**Required work**:
Exclude all pictures from your copy of the data below, which should otherwise match exactly.
★ ★ ★ ★
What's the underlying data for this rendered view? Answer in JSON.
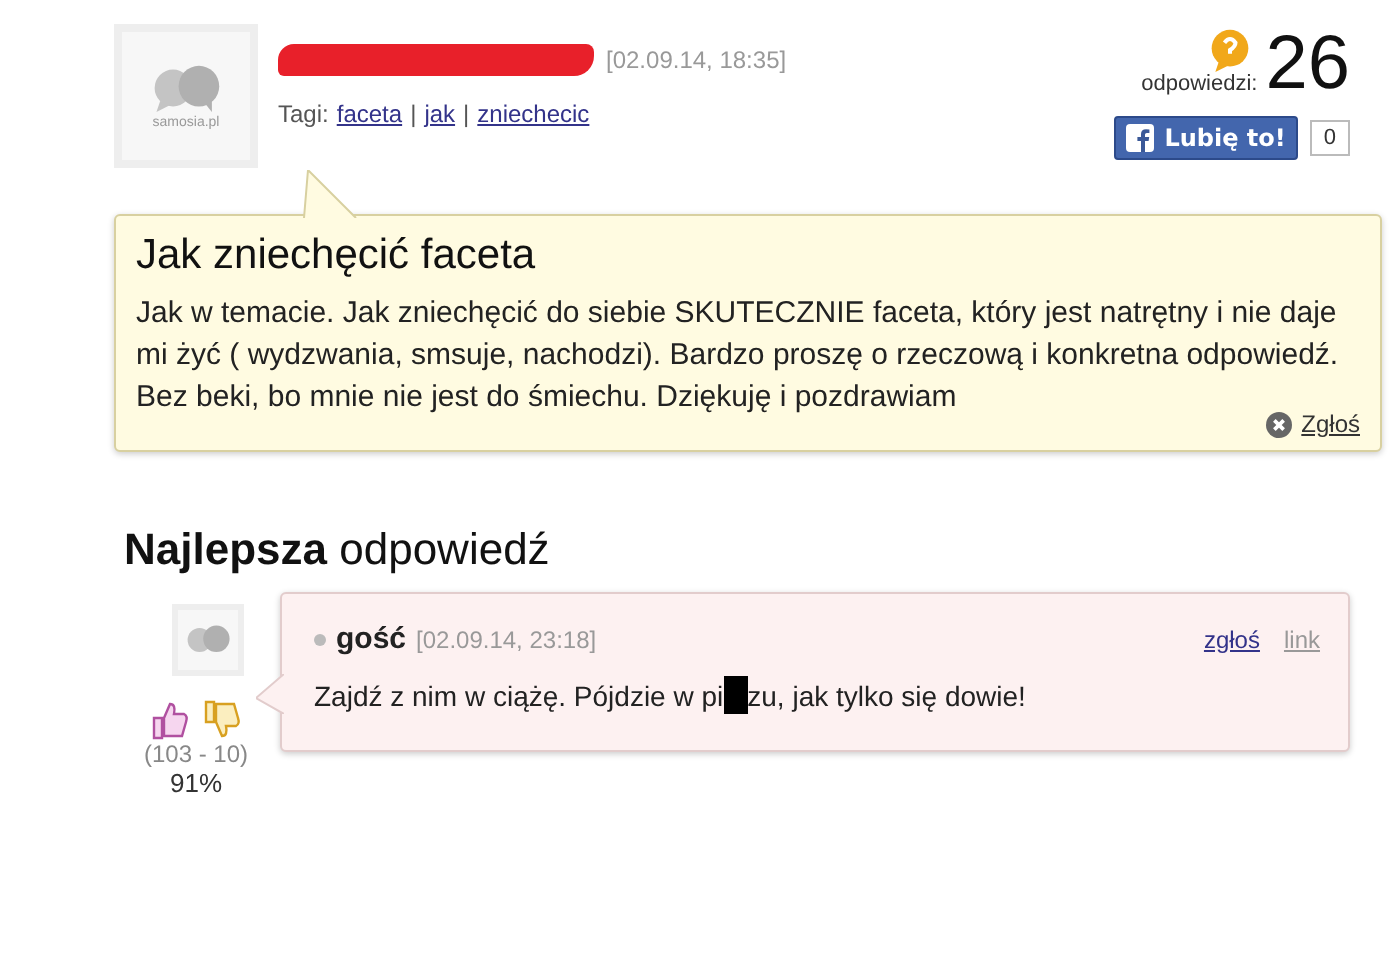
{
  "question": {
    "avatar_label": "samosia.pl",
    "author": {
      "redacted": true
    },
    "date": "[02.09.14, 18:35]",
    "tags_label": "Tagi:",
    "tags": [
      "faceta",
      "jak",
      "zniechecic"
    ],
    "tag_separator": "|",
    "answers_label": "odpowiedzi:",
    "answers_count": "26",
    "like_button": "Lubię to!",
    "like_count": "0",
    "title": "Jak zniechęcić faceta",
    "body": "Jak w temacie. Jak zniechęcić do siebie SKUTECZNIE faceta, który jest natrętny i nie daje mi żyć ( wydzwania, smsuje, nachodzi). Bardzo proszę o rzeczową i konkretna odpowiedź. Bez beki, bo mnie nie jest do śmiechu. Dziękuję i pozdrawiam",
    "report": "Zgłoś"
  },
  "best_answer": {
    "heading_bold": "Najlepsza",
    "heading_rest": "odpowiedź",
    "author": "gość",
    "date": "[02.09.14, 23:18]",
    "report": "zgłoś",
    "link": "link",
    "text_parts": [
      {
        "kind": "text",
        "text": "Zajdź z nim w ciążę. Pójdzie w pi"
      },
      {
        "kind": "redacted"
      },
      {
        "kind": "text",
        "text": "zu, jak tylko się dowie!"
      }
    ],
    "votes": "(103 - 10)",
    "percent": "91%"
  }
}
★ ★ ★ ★
**Finished exercise**:
What's the underlying data for this rendered view? Answer in JSON.
{
  "question": {
    "avatar_label": "samosia.pl",
    "author": {
      "redacted": true
    },
    "date": "[02.09.14, 18:35]",
    "tags_label": "Tagi:",
    "tags": [
      "faceta",
      "jak",
      "zniechecic"
    ],
    "tag_separator": "|",
    "answers_label": "odpowiedzi:",
    "answers_count": "26",
    "like_button": "Lubię to!",
    "like_count": "0",
    "title": "Jak zniechęcić faceta",
    "body": "Jak w temacie. Jak zniechęcić do siebie SKUTECZNIE faceta, który jest natrętny i nie daje mi żyć ( wydzwania, smsuje, nachodzi). Bardzo proszę o rzeczową i konkretna odpowiedź. Bez beki, bo mnie nie jest do śmiechu. Dziękuję i pozdrawiam",
    "report": "Zgłoś"
  },
  "best_answer": {
    "heading_bold": "Najlepsza",
    "heading_rest": "odpowiedź",
    "author": "gość",
    "date": "[02.09.14, 23:18]",
    "report": "zgłoś",
    "link": "link",
    "text_parts": [
      {
        "kind": "text",
        "text": "Zajdź z nim w ciążę. Pójdzie w pi"
      },
      {
        "kind": "redacted"
      },
      {
        "kind": "text",
        "text": "zu, jak tylko się dowie!"
      }
    ],
    "votes": "(103 - 10)",
    "percent": "91%"
  }
}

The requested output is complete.